## What you have to do
An exact, complete copy of the data that follows is needed.

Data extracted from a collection
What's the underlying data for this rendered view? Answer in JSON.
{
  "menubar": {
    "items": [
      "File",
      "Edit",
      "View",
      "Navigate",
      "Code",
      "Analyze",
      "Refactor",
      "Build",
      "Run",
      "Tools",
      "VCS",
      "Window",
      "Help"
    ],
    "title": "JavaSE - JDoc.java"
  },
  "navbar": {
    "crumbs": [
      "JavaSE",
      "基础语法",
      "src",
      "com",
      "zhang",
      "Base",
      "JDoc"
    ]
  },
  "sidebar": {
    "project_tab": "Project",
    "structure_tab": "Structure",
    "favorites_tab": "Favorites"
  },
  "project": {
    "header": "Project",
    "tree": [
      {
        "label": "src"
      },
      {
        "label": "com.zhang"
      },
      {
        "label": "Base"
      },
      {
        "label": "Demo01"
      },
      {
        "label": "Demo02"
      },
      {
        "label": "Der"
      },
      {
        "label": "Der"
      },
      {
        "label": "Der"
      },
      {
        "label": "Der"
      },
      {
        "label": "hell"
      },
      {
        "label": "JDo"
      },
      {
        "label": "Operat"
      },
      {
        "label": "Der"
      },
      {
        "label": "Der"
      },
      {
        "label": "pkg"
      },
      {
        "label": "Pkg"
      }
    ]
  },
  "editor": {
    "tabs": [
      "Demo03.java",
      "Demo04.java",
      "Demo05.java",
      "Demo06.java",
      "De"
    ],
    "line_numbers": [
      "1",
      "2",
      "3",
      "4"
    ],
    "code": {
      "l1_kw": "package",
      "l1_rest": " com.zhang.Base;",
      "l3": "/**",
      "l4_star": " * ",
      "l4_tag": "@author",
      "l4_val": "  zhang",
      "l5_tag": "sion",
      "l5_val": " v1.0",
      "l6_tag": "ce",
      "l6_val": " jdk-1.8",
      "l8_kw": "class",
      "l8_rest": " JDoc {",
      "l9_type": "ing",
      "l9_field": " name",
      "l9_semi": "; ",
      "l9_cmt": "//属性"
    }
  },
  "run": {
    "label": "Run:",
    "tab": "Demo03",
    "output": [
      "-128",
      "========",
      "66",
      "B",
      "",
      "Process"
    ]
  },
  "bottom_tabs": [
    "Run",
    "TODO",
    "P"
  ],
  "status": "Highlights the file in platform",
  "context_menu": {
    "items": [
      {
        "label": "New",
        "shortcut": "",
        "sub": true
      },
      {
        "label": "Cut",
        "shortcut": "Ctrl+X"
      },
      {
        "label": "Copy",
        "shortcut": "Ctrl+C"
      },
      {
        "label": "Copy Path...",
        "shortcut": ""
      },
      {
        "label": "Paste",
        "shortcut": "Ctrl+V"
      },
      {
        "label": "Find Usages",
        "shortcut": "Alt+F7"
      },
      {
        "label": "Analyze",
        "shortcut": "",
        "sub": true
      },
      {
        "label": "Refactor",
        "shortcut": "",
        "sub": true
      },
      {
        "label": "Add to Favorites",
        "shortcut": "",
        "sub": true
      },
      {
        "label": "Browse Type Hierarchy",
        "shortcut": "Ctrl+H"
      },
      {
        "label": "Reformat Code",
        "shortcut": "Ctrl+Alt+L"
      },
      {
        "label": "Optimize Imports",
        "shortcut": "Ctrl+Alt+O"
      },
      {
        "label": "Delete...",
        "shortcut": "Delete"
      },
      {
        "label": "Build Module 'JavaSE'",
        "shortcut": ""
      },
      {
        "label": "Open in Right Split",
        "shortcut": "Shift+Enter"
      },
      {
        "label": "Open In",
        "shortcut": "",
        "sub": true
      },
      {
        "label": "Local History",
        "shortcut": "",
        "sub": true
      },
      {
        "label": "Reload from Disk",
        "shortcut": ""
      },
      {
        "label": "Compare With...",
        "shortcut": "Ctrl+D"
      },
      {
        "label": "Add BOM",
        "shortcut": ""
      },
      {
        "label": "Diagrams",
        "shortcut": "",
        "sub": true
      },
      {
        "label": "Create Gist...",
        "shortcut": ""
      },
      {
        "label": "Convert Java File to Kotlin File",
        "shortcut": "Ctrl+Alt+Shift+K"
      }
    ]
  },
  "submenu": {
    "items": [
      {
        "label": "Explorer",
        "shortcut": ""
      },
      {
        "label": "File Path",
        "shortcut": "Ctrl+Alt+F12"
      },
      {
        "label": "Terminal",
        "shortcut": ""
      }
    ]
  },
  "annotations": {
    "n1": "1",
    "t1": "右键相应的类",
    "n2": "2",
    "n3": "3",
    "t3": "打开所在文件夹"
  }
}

## Answer box
What's the underlying data for this rendered view? Answer in JSON.
{
  "menubar": {
    "items": [
      "File",
      "Edit",
      "View",
      "Navigate",
      "Code",
      "Analyze",
      "Refactor",
      "Build",
      "Run",
      "Tools",
      "VCS",
      "Window",
      "Help"
    ],
    "title": "JavaSE - JDoc.java"
  },
  "navbar": {
    "crumbs": [
      "JavaSE",
      "基础语法",
      "src",
      "com",
      "zhang",
      "Base",
      "JDoc"
    ]
  },
  "sidebar": {
    "project_tab": "Project",
    "structure_tab": "Structure",
    "favorites_tab": "Favorites"
  },
  "project": {
    "header": "Project",
    "tree": [
      {
        "label": "src"
      },
      {
        "label": "com.zhang"
      },
      {
        "label": "Base"
      },
      {
        "label": "Demo01"
      },
      {
        "label": "Demo02"
      },
      {
        "label": "Der"
      },
      {
        "label": "Der"
      },
      {
        "label": "Der"
      },
      {
        "label": "Der"
      },
      {
        "label": "hell"
      },
      {
        "label": "JDo"
      },
      {
        "label": "Operat"
      },
      {
        "label": "Der"
      },
      {
        "label": "Der"
      },
      {
        "label": "pkg"
      },
      {
        "label": "Pkg"
      }
    ]
  },
  "editor": {
    "tabs": [
      "Demo03.java",
      "Demo04.java",
      "Demo05.java",
      "Demo06.java",
      "De"
    ],
    "line_numbers": [
      "1",
      "2",
      "3",
      "4"
    ],
    "code": {
      "l1_kw": "package",
      "l1_rest": " com.zhang.Base;",
      "l3": "/**",
      "l4_star": " * ",
      "l4_tag": "@author",
      "l4_val": "  zhang",
      "l5_tag": "sion",
      "l5_val": " v1.0",
      "l6_tag": "ce",
      "l6_val": " jdk-1.8",
      "l8_kw": "class",
      "l8_rest": " JDoc {",
      "l9_type": "ing",
      "l9_field": " name",
      "l9_semi": "; ",
      "l9_cmt": "//属性"
    }
  },
  "run": {
    "label": "Run:",
    "tab": "Demo03",
    "output": [
      "-128",
      "========",
      "66",
      "B",
      "",
      "Process"
    ]
  },
  "bottom_tabs": [
    "Run",
    "TODO",
    "P"
  ],
  "status": "Highlights the file in platform",
  "context_menu": {
    "items": [
      {
        "label": "New",
        "shortcut": "",
        "sub": true
      },
      {
        "label": "Cut",
        "shortcut": "Ctrl+X"
      },
      {
        "label": "Copy",
        "shortcut": "Ctrl+C"
      },
      {
        "label": "Copy Path...",
        "shortcut": ""
      },
      {
        "label": "Paste",
        "shortcut": "Ctrl+V"
      },
      {
        "label": "Find Usages",
        "shortcut": "Alt+F7"
      },
      {
        "label": "Analyze",
        "shortcut": "",
        "sub": true
      },
      {
        "label": "Refactor",
        "shortcut": "",
        "sub": true
      },
      {
        "label": "Add to Favorites",
        "shortcut": "",
        "sub": true
      },
      {
        "label": "Browse Type Hierarchy",
        "shortcut": "Ctrl+H"
      },
      {
        "label": "Reformat Code",
        "shortcut": "Ctrl+Alt+L"
      },
      {
        "label": "Optimize Imports",
        "shortcut": "Ctrl+Alt+O"
      },
      {
        "label": "Delete...",
        "shortcut": "Delete"
      },
      {
        "label": "Build Module 'JavaSE'",
        "shortcut": ""
      },
      {
        "label": "Open in Right Split",
        "shortcut": "Shift+Enter"
      },
      {
        "label": "Open In",
        "shortcut": "",
        "sub": true
      },
      {
        "label": "Local History",
        "shortcut": "",
        "sub": true
      },
      {
        "label": "Reload from Disk",
        "shortcut": ""
      },
      {
        "label": "Compare With...",
        "shortcut": "Ctrl+D"
      },
      {
        "label": "Add BOM",
        "shortcut": ""
      },
      {
        "label": "Diagrams",
        "shortcut": "",
        "sub": true
      },
      {
        "label": "Create Gist...",
        "shortcut": ""
      },
      {
        "label": "Convert Java File to Kotlin File",
        "shortcut": "Ctrl+Alt+Shift+K"
      }
    ]
  },
  "submenu": {
    "items": [
      {
        "label": "Explorer",
        "shortcut": ""
      },
      {
        "label": "File Path",
        "shortcut": "Ctrl+Alt+F12"
      },
      {
        "label": "Terminal",
        "shortcut": ""
      }
    ]
  },
  "annotations": {
    "n1": "1",
    "t1": "右键相应的类",
    "n2": "2",
    "n3": "3",
    "t3": "打开所在文件夹"
  }
}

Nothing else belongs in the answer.